Though tours of the home are not available to the public, photographers and reporters are let in from time to time, allowing glimpses at the ways the property has changed through the years.
George H.W. Bush's Additions
George H.W. Bush, who served as Vice President from 1981 to 1989 and then as President from 1989 to 1993, added a few outdoor features to Number One Observatory Circle, including a horseshoe pit and a quarter-mile-long running track.
According to the Washington Post, the Bush family entertained frequently during their time in the home, hosting more than 900 parties.
Dan Quayle's Additions

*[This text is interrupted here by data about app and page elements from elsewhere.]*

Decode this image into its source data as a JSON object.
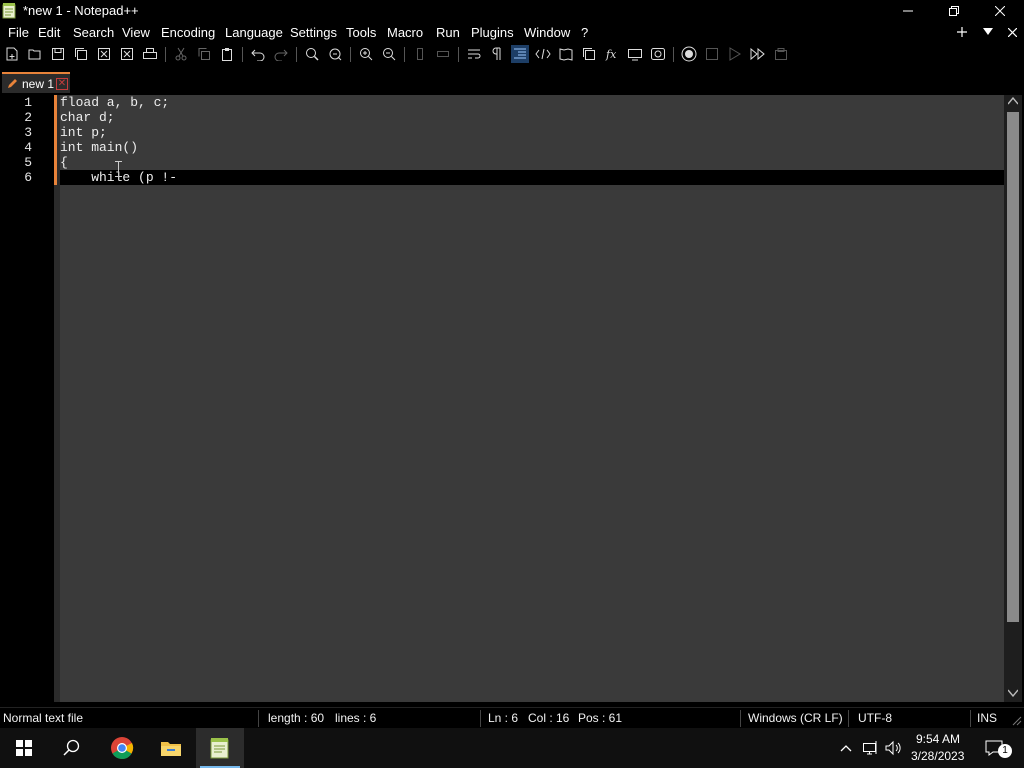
{
  "window": {
    "title": "*new 1 - Notepad++"
  },
  "menu": [
    "File",
    "Edit",
    "Search",
    "View",
    "Encoding",
    "Language",
    "Settings",
    "Tools",
    "Macro",
    "Run",
    "Plugins",
    "Window",
    "?"
  ],
  "menu_right": {
    "add_icon": "plus-icon",
    "dropdown_icon": "triangle-down-icon",
    "close_icon": "close-icon"
  },
  "toolbar_icons": [
    "new-file-icon",
    "open-file-icon",
    "save-icon",
    "save-all-icon",
    "close-icon",
    "close-all-icon",
    "print-icon",
    "cut-icon",
    "copy-icon",
    "paste-icon",
    "undo-icon",
    "redo-icon",
    "find-icon",
    "replace-icon",
    "zoom-in-icon",
    "zoom-out-icon",
    "sync-vertical-icon",
    "sync-horizontal-icon",
    "word-wrap-icon",
    "show-all-characters-icon",
    "indent-guide-icon",
    "xml-tag-icon",
    "document-map-icon",
    "document-list-icon",
    "function-list-icon",
    "folder-as-workspace-icon",
    "monitoring-icon",
    "record-macro-icon",
    "stop-recording-icon",
    "playback-icon",
    "run-multiple-icon",
    "save-macro-icon"
  ],
  "tabs": [
    {
      "label": "new 1",
      "modified": true
    }
  ],
  "editor": {
    "line_numbers": [
      "1",
      "2",
      "3",
      "4",
      "5",
      "6"
    ],
    "lines": [
      "fload a, b, c;",
      "char d;",
      "int p;",
      "int main()",
      "{",
      "    while (p !-"
    ],
    "current_line": 6
  },
  "status": {
    "filetype": "Normal text file",
    "length": "length : 60",
    "lines": "lines : 6",
    "ln": "Ln : 6",
    "col": "Col : 16",
    "pos": "Pos : 61",
    "eol": "Windows (CR LF)",
    "encoding": "UTF-8",
    "mode": "INS"
  },
  "taskbar": {
    "apps": [
      "windows-start-icon",
      "search-icon",
      "chrome-icon",
      "file-explorer-icon",
      "notepad-plus-plus-icon"
    ],
    "tray_icons": [
      "show-hidden-icons-chevron",
      "network-icon",
      "volume-icon"
    ],
    "time": "9:54 AM",
    "date": "3/28/2023",
    "notification_count": "1"
  },
  "colors": {
    "accent_orange": "#e8833a",
    "editor_bg": "#3a3a3a",
    "current_line_bg": "#000000",
    "taskbar_accent": "#76b9ed"
  }
}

Vice President Dan Quayle, who served from 1989 to 1993 and is seen here hosting Prince Charles in February 1989, had to delay his move into the home for a month so that extensive renovations could take place.
Like Bush, Quayle also added a few features that have kept the home's residents happy and healthy: an exercise room on the top floor, and a pool out back.

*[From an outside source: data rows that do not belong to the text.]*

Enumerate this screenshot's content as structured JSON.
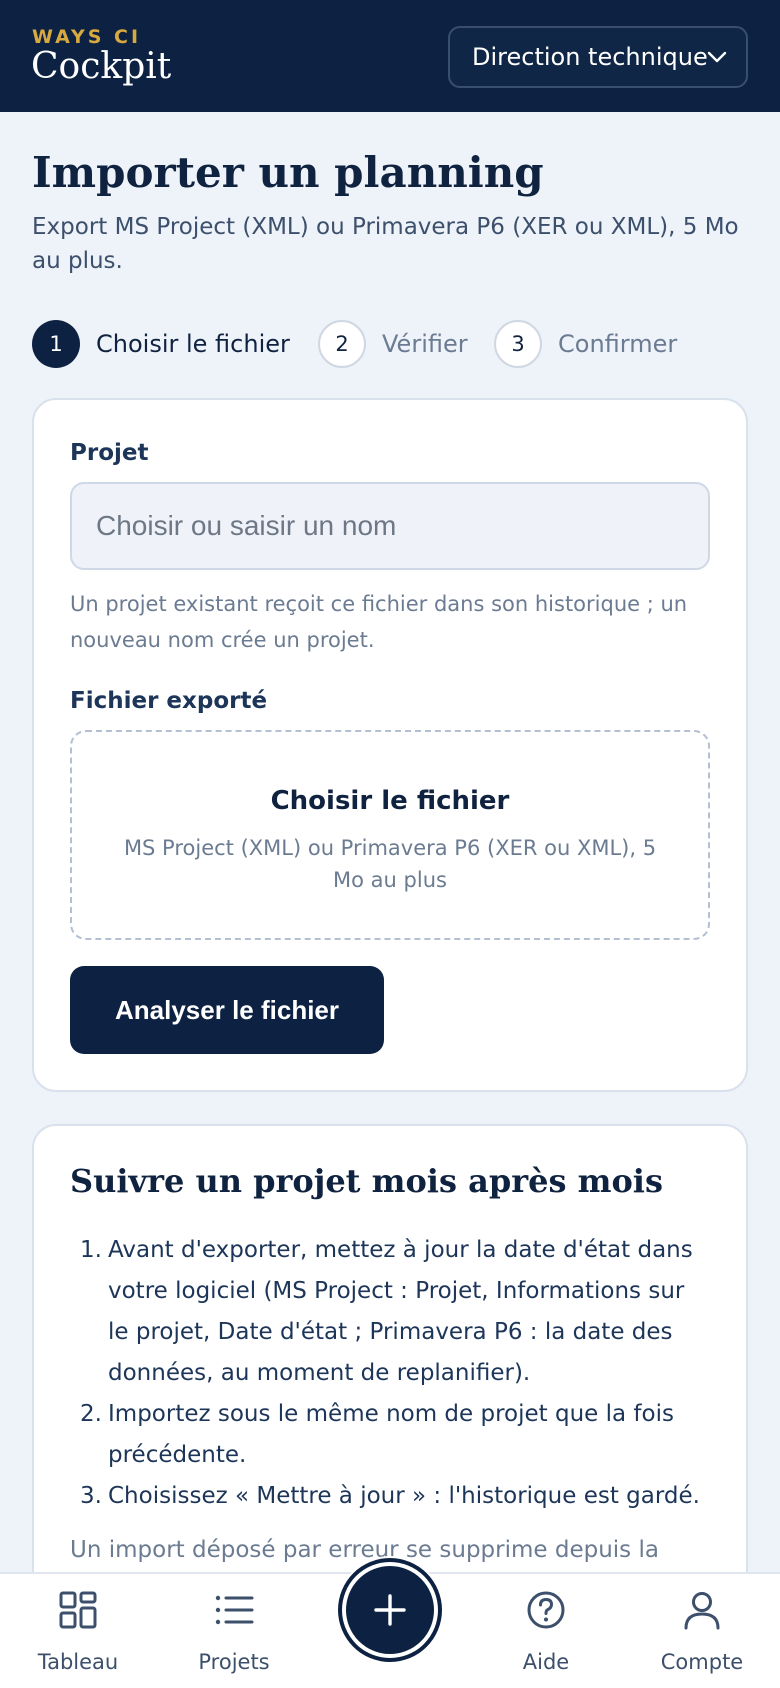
{
  "header": {
    "brand_small": "WAYS CI",
    "brand_name": "Cockpit",
    "org_selector": "Direction technique"
  },
  "page": {
    "title": "Importer un planning",
    "subtitle": "Export MS Project (XML) ou Primavera P6 (XER ou XML), 5 Mo au plus."
  },
  "steps": [
    {
      "number": "1",
      "label": "Choisir le fichier",
      "state": "active"
    },
    {
      "number": "2",
      "label": "Vérifier",
      "state": "idle"
    },
    {
      "number": "3",
      "label": "Confirmer",
      "state": "idle"
    }
  ],
  "form": {
    "project_label": "Projet",
    "project_placeholder": "Choisir ou saisir un nom",
    "project_value": "",
    "project_hint": "Un projet existant reçoit ce fichier dans son historique ; un nouveau nom crée un projet.",
    "file_label": "Fichier exporté",
    "dropzone_title": "Choisir le fichier",
    "dropzone_sub": "MS Project (XML) ou Primavera P6 (XER ou XML), 5 Mo au plus",
    "analyze_button": "Analyser le fichier"
  },
  "howto": {
    "title": "Suivre un projet mois après mois",
    "items": [
      {
        "num": "1.",
        "text": "Avant d'exporter, mettez à jour la date d'état dans votre logiciel (MS Project : Projet, Informations sur le projet, Date d'état ; Primavera P6 : la date des données, au moment de replanifier)."
      },
      {
        "num": "2.",
        "text": "Importez sous le même nom de projet que la fois précédente."
      },
      {
        "num": "3.",
        "text": "Choisissez « Mettre à jour » : l'historique est gardé."
      }
    ],
    "note": "Un import déposé par erreur se supprime depuis la"
  },
  "bottom_nav": {
    "dashboard": "Tableau",
    "projects": "Projets",
    "help": "Aide",
    "account": "Compte"
  },
  "colors": {
    "navy": "#0d2242",
    "gold": "#d8a93f",
    "background": "#eef2f9",
    "muted": "#6b7b91"
  }
}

The Gore Era
Al Gore and his wife Tipper resided in the home while Al served under President Bill Clinton from 1993 to 2001.

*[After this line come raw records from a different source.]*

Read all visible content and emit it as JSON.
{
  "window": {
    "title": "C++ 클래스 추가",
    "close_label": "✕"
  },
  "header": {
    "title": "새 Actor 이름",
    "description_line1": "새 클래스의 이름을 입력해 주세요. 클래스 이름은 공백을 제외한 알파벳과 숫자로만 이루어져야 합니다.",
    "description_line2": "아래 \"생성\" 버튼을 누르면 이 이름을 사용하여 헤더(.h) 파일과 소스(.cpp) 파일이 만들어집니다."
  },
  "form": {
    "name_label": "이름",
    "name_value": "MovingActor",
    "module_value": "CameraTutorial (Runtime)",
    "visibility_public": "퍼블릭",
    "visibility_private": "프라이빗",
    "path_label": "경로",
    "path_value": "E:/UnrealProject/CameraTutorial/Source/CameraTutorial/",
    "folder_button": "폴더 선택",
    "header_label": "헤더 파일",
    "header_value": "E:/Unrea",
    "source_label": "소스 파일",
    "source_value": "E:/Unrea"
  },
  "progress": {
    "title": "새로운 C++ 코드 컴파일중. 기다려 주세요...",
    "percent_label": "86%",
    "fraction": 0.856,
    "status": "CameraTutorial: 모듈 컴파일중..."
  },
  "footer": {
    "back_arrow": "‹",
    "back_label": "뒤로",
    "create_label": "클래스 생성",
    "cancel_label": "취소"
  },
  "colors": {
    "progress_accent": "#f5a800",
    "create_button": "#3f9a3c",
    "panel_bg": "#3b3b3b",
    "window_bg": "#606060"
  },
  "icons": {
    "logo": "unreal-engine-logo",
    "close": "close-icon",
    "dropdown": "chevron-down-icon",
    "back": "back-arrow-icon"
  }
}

Along with their four kids, the couple were known to take full advantage of the property's many acres of green space, playing frisbee, catch and football (Al is seen here after scoring a touchdown during a game in November 2000).
According to government records, Tipper began a collection of new and antique Christmas ornaments to be used by the home's residents for years to come.
The Cheney Era
Dick Cheney — seen here welcoming his soon-to-be successor Joe Biden into the home in November 2008 — and his wife Lynne lived in the house from 2001 to 2009, while Dick served under President George W. Bush.
The pair enlisted the help of interior designer Frank Babb Randolph to freshen up the home, changing the color scheme to include creams and greens.
In an essay for Architectural Digest in December 2001, Lynne wrote, "One of the great pleasures of living in the vice president's house is being able to borrow art to display in it," sharing that they held several dinner parties to celebrate the artists they featured.
The Biden Era
Joe and Jill Biden, whose tenure lasted from 2009 to 2017, are seen here hosting a barbeque for wounded service members in May 2010.
The Bidens welcomed many guests and even made it a tradition to host Ireland's Prime Minister Enda Kenny on St. Patrick's Day for all eight years they were in the home.
Joe and Jill Biden's Additions
In 2012, Joe and Jill Biden created the Family Heritage Garden of the Vice President, located just off the front lawn. Stone pavers surrounding a fountain commemorate all of the vice-presidential family members (including kids and pets!) that have ever called Number One Observatory Circle home.
Jill told the Washington Post in 2017 that the idea was inspired by the White House Children’s Garden.
Joe's Love Note
In 2010, Joe surprised Jill with a sweet Valentine's Day present: a commemorative plaque reading "Joe Loves Jill" affixed to a tall tree in the backyard, which still hangs there today.
The Pence Era
Vice President Mike Pence and his family lived on the property while he served under President Donald Trump from 2017 to 2021.
Here, they're pictured on the front porch of the home on Inauguration Day in 2017.
Mike and Karen Pence's Additions
In addition to hanging some of Karen's watercolors (she's an artist by trade), the Pences also added a few more prominent features to the historic property.
According to the Washington Post, the family added a beehive in 2017. A nod to their home state of Indiana, they also put a "Hoosiers" logo on the basketball court — making sure it was removable for the next resident.
Officially sworn in on January 20, 2021, Vice President Kamala Harris and her husband Doug Emhoff will be Number One Observatory Circle's next residents — and there's certainly plenty of room for their blended family. They're sure to put their own special touches on the home!